* Directions
Look through the lines below and copy each one that includes "timestamp".

* Records supplied
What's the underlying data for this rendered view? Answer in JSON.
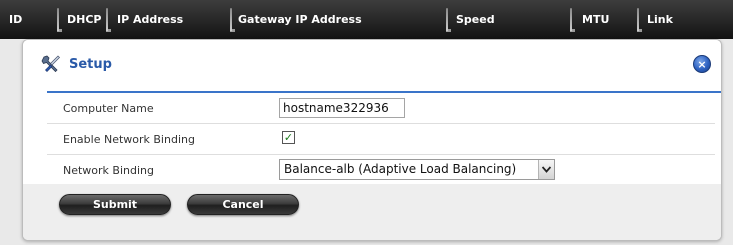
{
  "table_header": {
    "columns": [
      "ID",
      "DHCP",
      "IP Address",
      "Gateway IP Address",
      "Speed",
      "MTU",
      "Link"
    ]
  },
  "dialog": {
    "title": "Setup",
    "title_icon": "tools-icon",
    "close_icon": "close-icon",
    "close_glyph": "×",
    "fields": {
      "computer_name_label": "Computer Name",
      "computer_name_value": "hostname322936",
      "enable_binding_label": "Enable Network Binding",
      "enable_binding_checked": true,
      "check_glyph": "✓",
      "binding_label": "Network Binding",
      "binding_selected": "Balance-alb (Adaptive Load Balancing)"
    },
    "buttons": {
      "submit": "Submit",
      "cancel": "Cancel"
    }
  },
  "colors": {
    "title_blue": "#2a5aa8",
    "rule_blue": "#3a74c9",
    "header_dark": "#262626",
    "check_green": "#1a7a1a"
  }
}
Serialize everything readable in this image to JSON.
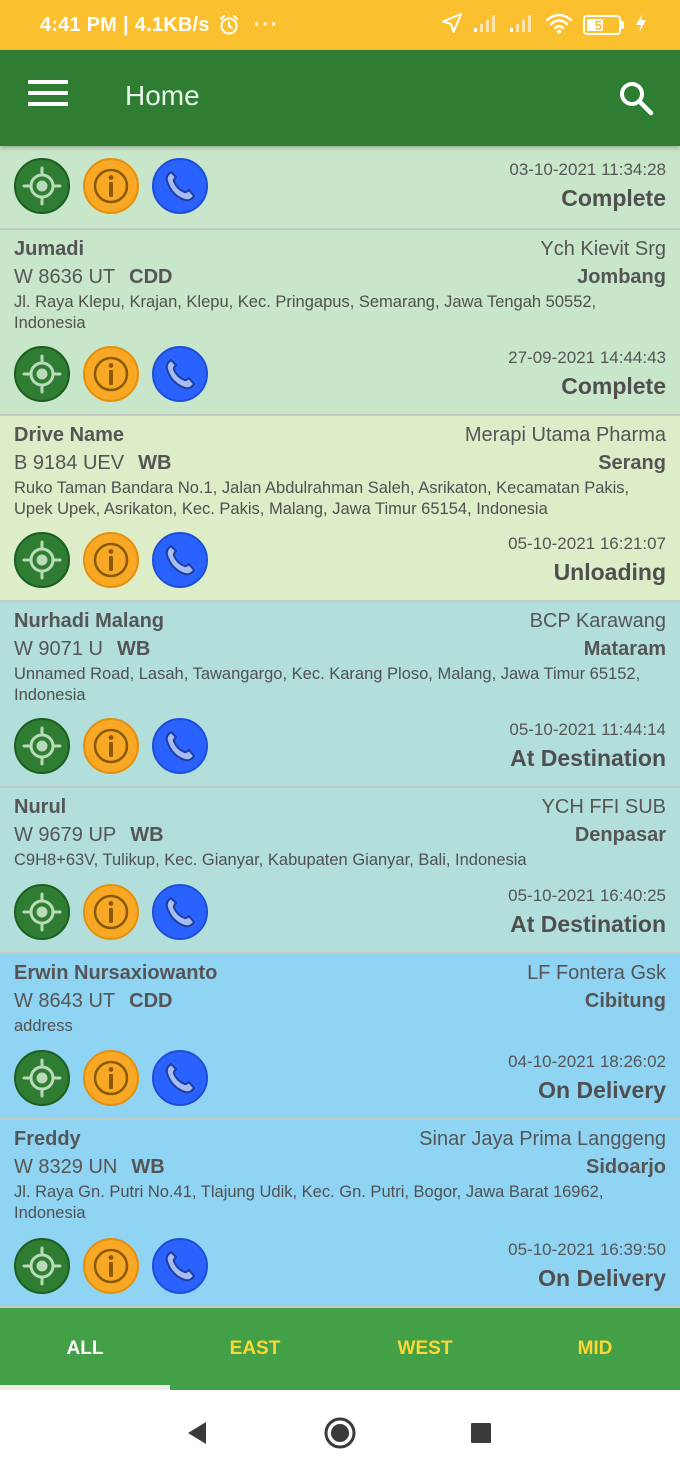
{
  "status_bar": {
    "time": "4:41 PM",
    "separator": "|",
    "speed": "4.1KB/s",
    "more": "···",
    "battery": "52"
  },
  "app_bar": {
    "title": "Home",
    "menu_icon": "hamburger-menu-icon",
    "search_icon": "search-icon"
  },
  "colors": {
    "status_bar": "#fbc02d",
    "app_bar": "#2e7d32",
    "tab_bar": "#43a047",
    "complete": "#c8e6c9",
    "unloading": "#dcedc8",
    "at_destination": "#b2dfdb",
    "on_delivery": "#90d4f4"
  },
  "action_buttons": {
    "location_icon": "gps-target-icon",
    "info_icon": "info-icon",
    "call_icon": "phone-icon"
  },
  "orders": [
    {
      "timestamp": "03-10-2021 11:34:28",
      "status": "Complete"
    },
    {
      "driver": "Jumadi",
      "customer": "Ych Kievit Srg",
      "plate": "W 8636 UT",
      "vehicle_type": "CDD",
      "city": "Jombang",
      "address": "Jl. Raya Klepu, Krajan, Klepu, Kec. Pringapus, Semarang, Jawa Tengah 50552, Indonesia",
      "timestamp": "27-09-2021 14:44:43",
      "status": "Complete"
    },
    {
      "driver": "Drive Name",
      "customer": "Merapi Utama Pharma",
      "plate": "B 9184 UEV",
      "vehicle_type": "WB",
      "city": "Serang",
      "address": "Ruko Taman Bandara No.1, Jalan Abdulrahman Saleh, Asrikaton, Kecamatan Pakis, Upek Upek, Asrikaton, Kec. Pakis, Malang, Jawa Timur 65154, Indonesia",
      "timestamp": "05-10-2021 16:21:07",
      "status": "Unloading"
    },
    {
      "driver": "Nurhadi Malang",
      "customer": "BCP Karawang",
      "plate": "W 9071 U",
      "vehicle_type": "WB",
      "city": "Mataram",
      "address": "Unnamed Road, Lasah, Tawangargo, Kec. Karang Ploso, Malang, Jawa Timur 65152, Indonesia",
      "timestamp": "05-10-2021 11:44:14",
      "status": "At Destination"
    },
    {
      "driver": "Nurul",
      "customer": "YCH FFI SUB",
      "plate": "W 9679 UP",
      "vehicle_type": "WB",
      "city": "Denpasar",
      "address": "C9H8+63V, Tulikup, Kec. Gianyar, Kabupaten Gianyar, Bali, Indonesia",
      "timestamp": "05-10-2021 16:40:25",
      "status": "At Destination"
    },
    {
      "driver": "Erwin  Nursaxiowanto",
      "customer": "LF Fontera Gsk",
      "plate": "W 8643 UT",
      "vehicle_type": "CDD",
      "city": "Cibitung",
      "address": "address",
      "timestamp": "04-10-2021 18:26:02",
      "status": "On Delivery"
    },
    {
      "driver": "Freddy",
      "customer": "Sinar Jaya Prima Langgeng",
      "plate": "W 8329 UN",
      "vehicle_type": "WB",
      "city": "Sidoarjo",
      "address": "Jl. Raya Gn. Putri No.41, Tlajung Udik, Kec. Gn. Putri, Bogor, Jawa Barat 16962, Indonesia",
      "timestamp": "05-10-2021 16:39:50",
      "status": "On Delivery"
    }
  ],
  "tabs": [
    {
      "label": "ALL",
      "active": true
    },
    {
      "label": "EAST",
      "active": false
    },
    {
      "label": "WEST",
      "active": false
    },
    {
      "label": "MID",
      "active": false
    }
  ],
  "nav_bar": {
    "back_icon": "back-triangle-icon",
    "home_icon": "home-circle-icon",
    "recents_icon": "recents-square-icon"
  }
}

* Result
      "timestamp": "03-10-2021 11:34:28",
      "timestamp": "27-09-2021 14:44:43",
      "timestamp": "05-10-2021 16:21:07",
      "timestamp": "05-10-2021 11:44:14",
      "timestamp": "05-10-2021 16:40:25",
      "timestamp": "04-10-2021 18:26:02",
      "timestamp": "05-10-2021 16:39:50",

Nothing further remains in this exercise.